■ Task instructions
Reproduce the full listing that appears beneath this instruction exactly.

+ + +

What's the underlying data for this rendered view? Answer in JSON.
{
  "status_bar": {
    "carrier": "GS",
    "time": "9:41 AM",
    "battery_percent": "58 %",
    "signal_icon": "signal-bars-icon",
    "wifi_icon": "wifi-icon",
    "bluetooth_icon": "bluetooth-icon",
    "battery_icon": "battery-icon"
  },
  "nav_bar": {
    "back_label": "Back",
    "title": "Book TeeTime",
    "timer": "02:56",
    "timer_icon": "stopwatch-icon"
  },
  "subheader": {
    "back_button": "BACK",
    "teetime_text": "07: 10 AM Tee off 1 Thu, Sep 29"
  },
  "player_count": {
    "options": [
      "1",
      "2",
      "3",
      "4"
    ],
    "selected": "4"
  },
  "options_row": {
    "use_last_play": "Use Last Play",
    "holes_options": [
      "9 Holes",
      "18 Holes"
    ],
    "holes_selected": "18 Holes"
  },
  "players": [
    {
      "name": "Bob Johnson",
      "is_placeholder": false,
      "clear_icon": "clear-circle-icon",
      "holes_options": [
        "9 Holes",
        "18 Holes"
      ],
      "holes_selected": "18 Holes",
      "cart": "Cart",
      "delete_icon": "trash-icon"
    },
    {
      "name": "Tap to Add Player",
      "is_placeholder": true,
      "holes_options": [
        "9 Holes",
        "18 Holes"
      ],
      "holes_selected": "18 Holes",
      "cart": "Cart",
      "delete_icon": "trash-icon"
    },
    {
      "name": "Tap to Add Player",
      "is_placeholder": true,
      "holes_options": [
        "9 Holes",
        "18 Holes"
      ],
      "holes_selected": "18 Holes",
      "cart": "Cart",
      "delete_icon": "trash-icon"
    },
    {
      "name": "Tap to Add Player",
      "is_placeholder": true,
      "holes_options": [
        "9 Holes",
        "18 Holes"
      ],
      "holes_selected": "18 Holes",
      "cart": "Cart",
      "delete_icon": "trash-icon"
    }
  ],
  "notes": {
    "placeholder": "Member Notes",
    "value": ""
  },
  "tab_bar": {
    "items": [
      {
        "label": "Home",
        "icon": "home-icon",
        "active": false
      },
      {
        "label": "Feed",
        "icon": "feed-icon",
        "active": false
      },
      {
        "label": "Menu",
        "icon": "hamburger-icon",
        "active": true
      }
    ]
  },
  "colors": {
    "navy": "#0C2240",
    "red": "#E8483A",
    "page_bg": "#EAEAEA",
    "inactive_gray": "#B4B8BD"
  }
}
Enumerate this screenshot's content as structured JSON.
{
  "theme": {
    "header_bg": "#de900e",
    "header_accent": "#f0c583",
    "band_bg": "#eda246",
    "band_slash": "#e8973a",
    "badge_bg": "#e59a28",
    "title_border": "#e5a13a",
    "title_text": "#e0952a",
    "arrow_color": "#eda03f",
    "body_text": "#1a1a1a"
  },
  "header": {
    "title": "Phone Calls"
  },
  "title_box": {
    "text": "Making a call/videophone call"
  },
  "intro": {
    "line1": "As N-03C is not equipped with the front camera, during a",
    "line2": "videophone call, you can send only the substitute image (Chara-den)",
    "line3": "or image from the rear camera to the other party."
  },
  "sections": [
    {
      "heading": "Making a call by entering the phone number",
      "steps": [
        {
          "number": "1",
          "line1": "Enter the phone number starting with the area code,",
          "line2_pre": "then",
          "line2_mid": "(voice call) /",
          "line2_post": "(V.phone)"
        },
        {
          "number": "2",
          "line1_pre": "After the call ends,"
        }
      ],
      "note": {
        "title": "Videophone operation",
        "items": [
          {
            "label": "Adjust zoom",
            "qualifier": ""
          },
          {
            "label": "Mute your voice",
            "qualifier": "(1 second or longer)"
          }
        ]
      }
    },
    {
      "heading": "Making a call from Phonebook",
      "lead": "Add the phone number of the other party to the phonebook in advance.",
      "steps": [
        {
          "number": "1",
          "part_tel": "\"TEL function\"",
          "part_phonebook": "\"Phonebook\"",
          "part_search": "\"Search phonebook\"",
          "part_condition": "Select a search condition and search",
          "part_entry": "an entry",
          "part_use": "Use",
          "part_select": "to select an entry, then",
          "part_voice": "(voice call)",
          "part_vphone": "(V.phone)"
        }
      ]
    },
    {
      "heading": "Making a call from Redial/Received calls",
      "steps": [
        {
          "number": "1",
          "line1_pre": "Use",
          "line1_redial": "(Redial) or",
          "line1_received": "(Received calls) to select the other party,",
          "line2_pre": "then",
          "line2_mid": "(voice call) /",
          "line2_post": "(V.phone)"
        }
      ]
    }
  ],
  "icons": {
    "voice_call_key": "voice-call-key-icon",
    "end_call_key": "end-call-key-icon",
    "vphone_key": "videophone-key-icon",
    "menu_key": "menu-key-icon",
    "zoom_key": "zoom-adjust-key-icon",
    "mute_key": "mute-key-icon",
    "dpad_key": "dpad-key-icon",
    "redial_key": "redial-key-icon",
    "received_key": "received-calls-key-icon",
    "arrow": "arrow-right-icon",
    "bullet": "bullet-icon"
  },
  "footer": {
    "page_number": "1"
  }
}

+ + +

■ Answer space
What's the underlying data for this rendered view? Answer in JSON.
{
  "status_bar": {
    "carrier": "GS",
    "time": "9:41 AM",
    "battery_percent": "58 %",
    "signal_icon": "signal-bars-icon",
    "wifi_icon": "wifi-icon",
    "bluetooth_icon": "bluetooth-icon",
    "battery_icon": "battery-icon"
  },
  "nav_bar": {
    "back_label": "Back",
    "title": "Book TeeTime",
    "timer": "02:56",
    "timer_icon": "stopwatch-icon"
  },
  "subheader": {
    "back_button": "BACK",
    "teetime_text": "07: 10 AM Tee off 1 Thu, Sep 29"
  },
  "player_count": {
    "options": [
      "1",
      "2",
      "3",
      "4"
    ],
    "selected": "4"
  },
  "options_row": {
    "use_last_play": "Use Last Play",
    "holes_options": [
      "9 Holes",
      "18 Holes"
    ],
    "holes_selected": "18 Holes"
  },
  "players": [
    {
      "name": "Bob Johnson",
      "is_placeholder": false,
      "clear_icon": "clear-circle-icon",
      "holes_options": [
        "9 Holes",
        "18 Holes"
      ],
      "holes_selected": "18 Holes",
      "cart": "Cart",
      "delete_icon": "trash-icon"
    },
    {
      "name": "Tap to Add Player",
      "is_placeholder": true,
      "holes_options": [
        "9 Holes",
        "18 Holes"
      ],
      "holes_selected": "18 Holes",
      "cart": "Cart",
      "delete_icon": "trash-icon"
    },
    {
      "name": "Tap to Add Player",
      "is_placeholder": true,
      "holes_options": [
        "9 Holes",
        "18 Holes"
      ],
      "holes_selected": "18 Holes",
      "cart": "Cart",
      "delete_icon": "trash-icon"
    },
    {
      "name": "Tap to Add Player",
      "is_placeholder": true,
      "holes_options": [
        "9 Holes",
        "18 Holes"
      ],
      "holes_selected": "18 Holes",
      "cart": "Cart",
      "delete_icon": "trash-icon"
    }
  ],
  "notes": {
    "placeholder": "Member Notes",
    "value": ""
  },
  "tab_bar": {
    "items": [
      {
        "label": "Home",
        "icon": "home-icon",
        "active": false
      },
      {
        "label": "Feed",
        "icon": "feed-icon",
        "active": false
      },
      {
        "label": "Menu",
        "icon": "hamburger-icon",
        "active": true
      }
    ]
  },
  "colors": {
    "navy": "#0C2240",
    "red": "#E8483A",
    "page_bg": "#EAEAEA",
    "inactive_gray": "#B4B8BD"
  }
}
Enumerate this screenshot's content as structured JSON.
{
  "theme": {
    "header_bg": "#de900e",
    "header_accent": "#f0c583",
    "band_bg": "#eda246",
    "band_slash": "#e8973a",
    "badge_bg": "#e59a28",
    "title_border": "#e5a13a",
    "title_text": "#e0952a",
    "arrow_color": "#eda03f",
    "body_text": "#1a1a1a"
  },
  "header": {
    "title": "Phone Calls"
  },
  "title_box": {
    "text": "Making a call/videophone call"
  },
  "intro": {
    "line1": "As N-03C is not equipped with the front camera, during a",
    "line2": "videophone call, you can send only the substitute image (Chara-den)",
    "line3": "or image from the rear camera to the other party."
  },
  "sections": [
    {
      "heading": "Making a call by entering the phone number",
      "steps": [
        {
          "number": "1",
          "line1": "Enter the phone number starting with the area code,",
          "line2_pre": "then",
          "line2_mid": "(voice call) /",
          "line2_post": "(V.phone)"
        },
        {
          "number": "2",
          "line1_pre": "After the call ends,"
        }
      ],
      "note": {
        "title": "Videophone operation",
        "items": [
          {
            "label": "Adjust zoom",
            "qualifier": ""
          },
          {
            "label": "Mute your voice",
            "qualifier": "(1 second or longer)"
          }
        ]
      }
    },
    {
      "heading": "Making a call from Phonebook",
      "lead": "Add the phone number of the other party to the phonebook in advance.",
      "steps": [
        {
          "number": "1",
          "part_tel": "\"TEL function\"",
          "part_phonebook": "\"Phonebook\"",
          "part_search": "\"Search phonebook\"",
          "part_condition": "Select a search condition and search",
          "part_entry": "an entry",
          "part_use": "Use",
          "part_select": "to select an entry, then",
          "part_voice": "(voice call)",
          "part_vphone": "(V.phone)"
        }
      ]
    },
    {
      "heading": "Making a call from Redial/Received calls",
      "steps": [
        {
          "number": "1",
          "line1_pre": "Use",
          "line1_redial": "(Redial) or",
          "line1_received": "(Received calls) to select the other party,",
          "line2_pre": "then",
          "line2_mid": "(voice call) /",
          "line2_post": "(V.phone)"
        }
      ]
    }
  ],
  "icons": {
    "voice_call_key": "voice-call-key-icon",
    "end_call_key": "end-call-key-icon",
    "vphone_key": "videophone-key-icon",
    "menu_key": "menu-key-icon",
    "zoom_key": "zoom-adjust-key-icon",
    "mute_key": "mute-key-icon",
    "dpad_key": "dpad-key-icon",
    "redial_key": "redial-key-icon",
    "received_key": "received-calls-key-icon",
    "arrow": "arrow-right-icon",
    "bullet": "bullet-icon"
  },
  "footer": {
    "page_number": "1"
  }
}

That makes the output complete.